Media Types and Subtypes
Media types are used to communicate the format of the content
in HTTP transactions. Clients use media types in their
Accept headers to indicate what formats they prefer
to receive data in. Servers use media types in their
Content-Type headers to tell the client what format the
accompanying entity is in—i.e., whether the enclosed text is
HTML that needs to be formatted, GIF or JPEG
to be rendered, or PDF that requires opening an external
viewer or using a plug-in.
Internet media types used by HTTP closely resemble MIME
types. MIME (Multipurpose Internet Mail Extension) was designed
as a method for sending attachments in email over the Internet.
Like MIME, media types follow the format type/subtype.
represent a wildcard. For example, the following
client header means that documents of all formats are accepted:

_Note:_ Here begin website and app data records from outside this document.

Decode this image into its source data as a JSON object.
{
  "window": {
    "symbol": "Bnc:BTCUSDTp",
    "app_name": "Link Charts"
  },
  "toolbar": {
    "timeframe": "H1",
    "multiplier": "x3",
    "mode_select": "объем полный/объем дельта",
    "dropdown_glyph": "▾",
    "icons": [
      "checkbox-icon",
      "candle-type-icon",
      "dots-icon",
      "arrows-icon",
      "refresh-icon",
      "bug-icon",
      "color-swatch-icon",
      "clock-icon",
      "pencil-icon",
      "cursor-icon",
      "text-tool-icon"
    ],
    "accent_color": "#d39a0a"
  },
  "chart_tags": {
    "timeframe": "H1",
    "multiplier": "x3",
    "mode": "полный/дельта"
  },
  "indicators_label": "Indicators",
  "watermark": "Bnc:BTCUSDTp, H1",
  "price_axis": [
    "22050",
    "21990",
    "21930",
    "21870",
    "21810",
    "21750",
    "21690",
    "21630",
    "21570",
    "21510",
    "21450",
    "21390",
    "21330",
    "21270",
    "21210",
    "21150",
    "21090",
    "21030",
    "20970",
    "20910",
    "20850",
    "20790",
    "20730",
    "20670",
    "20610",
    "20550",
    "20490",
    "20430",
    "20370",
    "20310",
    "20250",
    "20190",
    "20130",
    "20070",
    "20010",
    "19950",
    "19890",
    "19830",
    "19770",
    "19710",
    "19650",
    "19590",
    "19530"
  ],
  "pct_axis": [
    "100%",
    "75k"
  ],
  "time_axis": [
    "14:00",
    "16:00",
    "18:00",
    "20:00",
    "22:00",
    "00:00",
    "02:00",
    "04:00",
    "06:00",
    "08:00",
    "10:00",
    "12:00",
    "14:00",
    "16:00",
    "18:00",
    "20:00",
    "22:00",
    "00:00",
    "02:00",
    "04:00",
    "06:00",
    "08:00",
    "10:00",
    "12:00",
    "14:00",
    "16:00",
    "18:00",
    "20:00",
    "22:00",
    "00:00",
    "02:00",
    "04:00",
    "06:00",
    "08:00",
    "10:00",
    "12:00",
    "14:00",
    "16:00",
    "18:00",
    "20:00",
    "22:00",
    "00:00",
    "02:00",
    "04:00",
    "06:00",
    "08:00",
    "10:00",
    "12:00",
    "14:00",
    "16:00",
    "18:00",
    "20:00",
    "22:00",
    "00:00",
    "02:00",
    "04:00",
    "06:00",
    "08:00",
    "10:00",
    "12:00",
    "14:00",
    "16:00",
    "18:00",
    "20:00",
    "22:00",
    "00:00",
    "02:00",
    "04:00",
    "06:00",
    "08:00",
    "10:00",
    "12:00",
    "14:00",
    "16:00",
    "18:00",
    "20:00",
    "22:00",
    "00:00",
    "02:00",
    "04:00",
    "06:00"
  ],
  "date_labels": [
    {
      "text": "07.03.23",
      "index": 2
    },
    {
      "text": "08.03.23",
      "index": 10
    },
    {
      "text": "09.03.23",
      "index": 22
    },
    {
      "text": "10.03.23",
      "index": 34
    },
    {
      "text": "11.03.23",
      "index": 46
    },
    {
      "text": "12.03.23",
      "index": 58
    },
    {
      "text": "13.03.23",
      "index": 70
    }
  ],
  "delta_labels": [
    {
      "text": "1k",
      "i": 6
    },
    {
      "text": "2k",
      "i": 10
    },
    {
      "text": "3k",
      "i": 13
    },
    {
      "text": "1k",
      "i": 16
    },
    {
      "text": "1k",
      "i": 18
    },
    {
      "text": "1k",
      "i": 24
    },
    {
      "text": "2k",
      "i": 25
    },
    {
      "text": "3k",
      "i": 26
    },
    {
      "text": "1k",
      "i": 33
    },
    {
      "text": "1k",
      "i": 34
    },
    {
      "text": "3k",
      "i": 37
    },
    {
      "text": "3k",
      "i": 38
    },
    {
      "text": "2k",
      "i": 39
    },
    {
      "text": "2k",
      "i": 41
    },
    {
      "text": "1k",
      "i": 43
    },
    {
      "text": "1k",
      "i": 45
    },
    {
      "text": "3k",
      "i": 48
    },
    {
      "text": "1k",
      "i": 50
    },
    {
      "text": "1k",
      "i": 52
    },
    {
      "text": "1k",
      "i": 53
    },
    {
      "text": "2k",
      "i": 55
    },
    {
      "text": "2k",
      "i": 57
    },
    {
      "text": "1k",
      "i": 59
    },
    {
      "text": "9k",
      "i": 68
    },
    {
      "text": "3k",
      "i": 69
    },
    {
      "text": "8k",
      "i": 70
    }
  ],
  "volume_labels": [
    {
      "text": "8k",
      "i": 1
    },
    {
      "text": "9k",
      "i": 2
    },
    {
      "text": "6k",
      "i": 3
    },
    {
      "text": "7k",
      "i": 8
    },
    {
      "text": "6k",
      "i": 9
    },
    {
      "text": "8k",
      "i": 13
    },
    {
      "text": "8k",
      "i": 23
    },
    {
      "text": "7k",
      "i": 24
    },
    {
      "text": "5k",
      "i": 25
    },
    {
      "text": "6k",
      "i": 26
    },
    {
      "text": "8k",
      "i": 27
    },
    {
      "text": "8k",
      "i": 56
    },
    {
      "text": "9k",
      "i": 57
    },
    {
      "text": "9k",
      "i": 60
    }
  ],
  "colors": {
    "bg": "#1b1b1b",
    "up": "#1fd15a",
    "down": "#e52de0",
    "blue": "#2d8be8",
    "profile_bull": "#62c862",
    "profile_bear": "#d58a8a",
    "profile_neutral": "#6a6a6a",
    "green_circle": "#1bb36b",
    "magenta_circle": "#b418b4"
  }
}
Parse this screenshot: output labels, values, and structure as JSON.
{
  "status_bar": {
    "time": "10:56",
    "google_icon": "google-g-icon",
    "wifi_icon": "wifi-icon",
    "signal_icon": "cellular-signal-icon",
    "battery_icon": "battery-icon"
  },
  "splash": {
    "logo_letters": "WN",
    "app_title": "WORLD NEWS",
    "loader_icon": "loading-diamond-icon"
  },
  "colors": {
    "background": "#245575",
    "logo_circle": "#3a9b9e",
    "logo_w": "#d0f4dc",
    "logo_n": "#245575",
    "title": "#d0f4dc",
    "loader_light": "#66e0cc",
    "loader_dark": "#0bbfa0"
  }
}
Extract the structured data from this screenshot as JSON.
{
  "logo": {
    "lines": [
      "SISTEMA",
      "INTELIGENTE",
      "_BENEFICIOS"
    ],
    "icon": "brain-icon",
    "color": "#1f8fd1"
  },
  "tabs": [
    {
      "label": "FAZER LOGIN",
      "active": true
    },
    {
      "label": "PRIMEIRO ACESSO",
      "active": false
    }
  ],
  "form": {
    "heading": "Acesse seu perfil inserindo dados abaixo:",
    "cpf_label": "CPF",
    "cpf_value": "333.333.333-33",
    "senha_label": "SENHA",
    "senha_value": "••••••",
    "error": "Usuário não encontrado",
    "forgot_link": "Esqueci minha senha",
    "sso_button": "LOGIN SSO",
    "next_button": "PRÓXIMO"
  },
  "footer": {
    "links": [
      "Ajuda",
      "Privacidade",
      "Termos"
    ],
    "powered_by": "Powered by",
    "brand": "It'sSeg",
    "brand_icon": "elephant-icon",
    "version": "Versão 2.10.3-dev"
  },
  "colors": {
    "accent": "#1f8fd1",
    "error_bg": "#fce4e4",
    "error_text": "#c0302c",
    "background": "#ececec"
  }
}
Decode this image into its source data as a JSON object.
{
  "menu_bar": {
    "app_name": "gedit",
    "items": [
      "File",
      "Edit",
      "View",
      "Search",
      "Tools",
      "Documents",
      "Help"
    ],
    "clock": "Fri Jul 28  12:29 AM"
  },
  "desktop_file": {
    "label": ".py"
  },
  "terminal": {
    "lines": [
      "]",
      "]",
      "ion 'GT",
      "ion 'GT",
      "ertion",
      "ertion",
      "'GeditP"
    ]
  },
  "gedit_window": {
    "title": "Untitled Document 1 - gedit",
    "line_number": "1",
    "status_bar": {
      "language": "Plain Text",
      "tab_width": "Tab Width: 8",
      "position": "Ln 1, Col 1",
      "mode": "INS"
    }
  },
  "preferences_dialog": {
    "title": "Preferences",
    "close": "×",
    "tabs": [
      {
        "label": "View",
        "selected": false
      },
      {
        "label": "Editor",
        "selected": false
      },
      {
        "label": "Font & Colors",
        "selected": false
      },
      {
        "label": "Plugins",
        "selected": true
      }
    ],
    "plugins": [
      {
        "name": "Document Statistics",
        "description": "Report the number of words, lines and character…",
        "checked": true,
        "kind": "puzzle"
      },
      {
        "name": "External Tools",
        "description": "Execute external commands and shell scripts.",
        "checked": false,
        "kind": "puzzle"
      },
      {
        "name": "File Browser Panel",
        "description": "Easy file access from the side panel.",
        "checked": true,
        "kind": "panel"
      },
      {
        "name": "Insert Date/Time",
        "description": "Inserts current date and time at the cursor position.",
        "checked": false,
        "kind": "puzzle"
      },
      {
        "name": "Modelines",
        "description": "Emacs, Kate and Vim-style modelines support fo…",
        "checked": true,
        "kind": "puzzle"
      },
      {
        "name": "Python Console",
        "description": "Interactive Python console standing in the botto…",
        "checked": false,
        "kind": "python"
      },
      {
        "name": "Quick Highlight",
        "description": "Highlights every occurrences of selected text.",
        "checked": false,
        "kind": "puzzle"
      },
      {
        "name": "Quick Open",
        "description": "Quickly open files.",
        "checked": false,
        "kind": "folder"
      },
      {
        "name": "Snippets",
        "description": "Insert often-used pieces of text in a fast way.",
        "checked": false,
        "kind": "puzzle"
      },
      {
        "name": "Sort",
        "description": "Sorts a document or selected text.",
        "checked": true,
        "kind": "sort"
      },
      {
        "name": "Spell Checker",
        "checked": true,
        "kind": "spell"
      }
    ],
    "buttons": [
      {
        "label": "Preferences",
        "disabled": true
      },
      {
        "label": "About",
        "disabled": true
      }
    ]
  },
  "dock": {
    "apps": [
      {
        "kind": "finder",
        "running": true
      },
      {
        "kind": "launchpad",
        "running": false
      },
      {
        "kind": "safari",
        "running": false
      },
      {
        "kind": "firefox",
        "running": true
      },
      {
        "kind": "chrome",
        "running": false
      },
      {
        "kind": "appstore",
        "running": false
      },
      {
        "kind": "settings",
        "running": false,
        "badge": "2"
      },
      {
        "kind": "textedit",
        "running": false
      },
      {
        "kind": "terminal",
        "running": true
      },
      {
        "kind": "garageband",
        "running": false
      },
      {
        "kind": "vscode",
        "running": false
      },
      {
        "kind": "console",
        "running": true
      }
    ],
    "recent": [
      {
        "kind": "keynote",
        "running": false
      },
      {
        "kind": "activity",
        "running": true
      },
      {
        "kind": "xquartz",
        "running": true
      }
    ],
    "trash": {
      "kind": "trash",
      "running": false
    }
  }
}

The following client header means that all
types are accepted, regardless of the subtype:
Servers and CGI programs are expected to examine the format types
reported by the
Accept header and return data of an acceptable
type when possible. Most servers determine the format of a document
from its filename suffix—for example, a file ending with .htm
or .html is assumed to be HTML format, so the server
sends the document with a
text/html. When calling a CGI program, servers cannot know the format of the data being returned, so the CGI program is responsible for reporting the content ...